Toward the end of the first week of training camp safety Micah Hyde stepped out of practice with a supremely stiff neck. Into the lineup came his backup, who with nine years in the league and three years of experience in the defensive system kept Buffalo's secondary humming right along in 11-on-11 drills.
As solid as Buffalo's bounty of additions were through the spring in free agency, their best fit might be the safety they signed the day before training camp opened.
"Kurt Coleman is a veteran guy," said Tre'Davious White. "A guy who has been in this system before. He pretty much knows everything about this system. It didn't take him long to come in and show us the type of player he is. He came in with a lot of confidence. You can tell he knows football."
Coleman is a player that both general manager Brandon Beane and head coach Sean McDermott know extremely well. McDermott worked with him during Coleman's rookie season in Philadelphia, and then again in Carolina for two more seasons.
His playmaking ability combined with his intimate knowledge of the defense made him a natural add, one that Beane had on his radar earlier this offseason due to S Rafael Bush's possible retirement.
"Rafael let us know in the middle of the summer that he was considering it, so Sean and I had several conversations with him through the process," said Beane. "At that time we were also talking to Kurt about if this happened, we would make that move.
"He is a true pro. This guy is a leader. He's a wealth of knowledge. He's an older vet, but he can still play. He started 80 something games so he'll bring a lot of veteran savvy. He's a hard nose player but he's very smart. He's a great guy off the field, but when he steps between the lines he's mean. He plays with an intensity that I think guys have noticed in the week plus he's been here. He's a great fit for our team and for this defense."
Of Coleman's nine seasons in the NFL, the two most productive of his career came in McDermott's defense in Carolina. Over the 2015 and 2016 seasons, Coleman posted 11 interceptions, 16 pass breakups and the only two touchdown returns of his career.
Coleman admits he's still has some nuances of Buffalo's defensive scheme to nail down and he wants to get a better feel of playing off some of his new teammates. But coming in the door the safety had a comfort level most late offseason additions do not possess.
"I'll say this, the familiarity has paid off," said Coleman. "Coming in on training camp day I was almost able to pick up where I left off two years ago leaving Carolina. Plus I get to work with some great guys, it makes the work environment so much easier."
"He probably knew about 90 percent of this defense when he walked in," said Beane. "In the week he was here he picked up the other 10 percent."

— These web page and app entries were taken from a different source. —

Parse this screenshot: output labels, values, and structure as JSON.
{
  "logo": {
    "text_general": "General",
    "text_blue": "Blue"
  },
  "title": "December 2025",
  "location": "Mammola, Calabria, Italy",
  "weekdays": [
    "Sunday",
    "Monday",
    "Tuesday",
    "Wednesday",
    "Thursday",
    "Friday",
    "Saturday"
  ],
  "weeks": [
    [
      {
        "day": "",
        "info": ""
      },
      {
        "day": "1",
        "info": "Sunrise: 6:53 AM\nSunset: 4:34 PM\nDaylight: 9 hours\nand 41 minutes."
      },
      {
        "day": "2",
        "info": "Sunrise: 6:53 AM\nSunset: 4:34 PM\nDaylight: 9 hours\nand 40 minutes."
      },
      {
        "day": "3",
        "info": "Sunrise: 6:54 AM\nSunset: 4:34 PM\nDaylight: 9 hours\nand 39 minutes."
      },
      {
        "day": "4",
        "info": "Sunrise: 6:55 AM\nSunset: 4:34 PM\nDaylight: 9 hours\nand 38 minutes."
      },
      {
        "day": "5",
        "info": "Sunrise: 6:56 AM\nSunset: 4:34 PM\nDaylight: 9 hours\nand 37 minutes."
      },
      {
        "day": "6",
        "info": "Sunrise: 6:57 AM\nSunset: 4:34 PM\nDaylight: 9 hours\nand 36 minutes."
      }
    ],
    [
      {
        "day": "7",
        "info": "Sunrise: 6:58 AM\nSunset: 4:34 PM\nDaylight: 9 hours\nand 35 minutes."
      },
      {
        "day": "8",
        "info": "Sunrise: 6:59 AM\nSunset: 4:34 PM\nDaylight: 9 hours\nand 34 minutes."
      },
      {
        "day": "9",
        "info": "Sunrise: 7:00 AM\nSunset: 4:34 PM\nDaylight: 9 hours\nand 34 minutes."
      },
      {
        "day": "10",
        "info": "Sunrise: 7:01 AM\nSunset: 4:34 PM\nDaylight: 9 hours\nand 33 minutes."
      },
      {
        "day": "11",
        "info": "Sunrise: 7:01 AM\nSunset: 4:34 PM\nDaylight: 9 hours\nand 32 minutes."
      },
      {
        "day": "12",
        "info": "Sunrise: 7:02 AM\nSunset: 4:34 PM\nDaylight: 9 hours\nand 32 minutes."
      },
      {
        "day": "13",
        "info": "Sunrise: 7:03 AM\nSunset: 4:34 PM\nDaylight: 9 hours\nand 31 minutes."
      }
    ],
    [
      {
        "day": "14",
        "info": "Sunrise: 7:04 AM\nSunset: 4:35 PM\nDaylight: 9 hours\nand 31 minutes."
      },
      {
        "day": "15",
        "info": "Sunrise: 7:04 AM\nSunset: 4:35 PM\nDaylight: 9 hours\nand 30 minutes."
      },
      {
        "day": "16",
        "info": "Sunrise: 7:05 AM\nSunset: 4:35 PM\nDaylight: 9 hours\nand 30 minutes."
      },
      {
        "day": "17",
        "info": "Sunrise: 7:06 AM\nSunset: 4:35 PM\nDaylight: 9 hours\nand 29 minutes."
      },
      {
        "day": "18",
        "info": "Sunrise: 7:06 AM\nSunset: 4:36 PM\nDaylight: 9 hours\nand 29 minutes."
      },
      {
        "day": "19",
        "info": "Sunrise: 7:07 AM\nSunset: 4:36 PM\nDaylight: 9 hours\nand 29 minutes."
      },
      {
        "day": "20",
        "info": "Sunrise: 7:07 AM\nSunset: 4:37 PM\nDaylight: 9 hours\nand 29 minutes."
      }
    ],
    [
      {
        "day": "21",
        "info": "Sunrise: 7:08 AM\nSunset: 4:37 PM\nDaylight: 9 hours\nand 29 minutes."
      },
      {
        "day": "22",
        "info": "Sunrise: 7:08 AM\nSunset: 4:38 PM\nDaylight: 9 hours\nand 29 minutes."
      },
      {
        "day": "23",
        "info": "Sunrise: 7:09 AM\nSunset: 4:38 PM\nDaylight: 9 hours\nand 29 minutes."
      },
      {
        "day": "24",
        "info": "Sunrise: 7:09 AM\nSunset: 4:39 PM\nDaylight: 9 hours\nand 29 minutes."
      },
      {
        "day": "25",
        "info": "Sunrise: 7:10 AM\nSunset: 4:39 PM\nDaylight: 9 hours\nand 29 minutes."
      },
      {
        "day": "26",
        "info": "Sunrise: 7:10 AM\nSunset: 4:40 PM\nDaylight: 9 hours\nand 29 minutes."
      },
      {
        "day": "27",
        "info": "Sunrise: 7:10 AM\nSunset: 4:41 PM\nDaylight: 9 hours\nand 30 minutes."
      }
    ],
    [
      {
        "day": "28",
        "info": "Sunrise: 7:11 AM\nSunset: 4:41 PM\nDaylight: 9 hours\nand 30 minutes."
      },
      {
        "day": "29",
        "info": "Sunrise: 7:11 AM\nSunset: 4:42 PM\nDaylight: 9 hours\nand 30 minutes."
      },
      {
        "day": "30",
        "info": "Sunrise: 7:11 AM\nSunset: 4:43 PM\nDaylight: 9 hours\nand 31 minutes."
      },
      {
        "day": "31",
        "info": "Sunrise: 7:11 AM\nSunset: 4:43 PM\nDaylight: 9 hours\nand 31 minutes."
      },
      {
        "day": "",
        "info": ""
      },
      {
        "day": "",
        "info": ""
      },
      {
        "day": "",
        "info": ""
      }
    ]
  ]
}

"For the most part I've got it down," said Coleman of the scheme. "The calls are the calls. The calls haven't changed, it's just how certain things are played and at certain depths. Maybe certain expectations on a play, but as far as the general scheme it's very similar."
“He’s a guy that in a lot of ways makes people better around him. I think that’s what leaders do.” Head coach Sean McDermott
Coleman's playmaking ability has already been on display at training camp. Whether it's anticipation from his experience in the league or the athleticism to make an acrobatic pass breakup, Coleman might be Buffalo's best insurance plan in the event of injury to Hyde or Jordan Poyer.
"We are seeing exactly what we thought we'd get," said McDermott. "Just the leadership that he brings, the experience of having been there and done it in this system. And really having played in big games in this system in particular. He was instrumental in our Super Bowl run in Carolina a few years ago. He's stepped in during Micah's absence and done some good things."
White introduced himself to Coleman the first day he arrived at St. John Fisher and it led to a 45-minute conversation.
"He told me he's been on both ends of it," White said. "He's been to the Pro Bowl and he's been cut. He just told me I have all the tools and he's going to push me every day. I love that. I need that. I'm already my own worst critic anyway, so to have someone to push me over the top that'll just make me so much better. It'll have me so mentally tough because I will have faced adversity already."
"He's a guy that in a lot of ways makes people better around him," said McDermott. "I think that's what leaders do."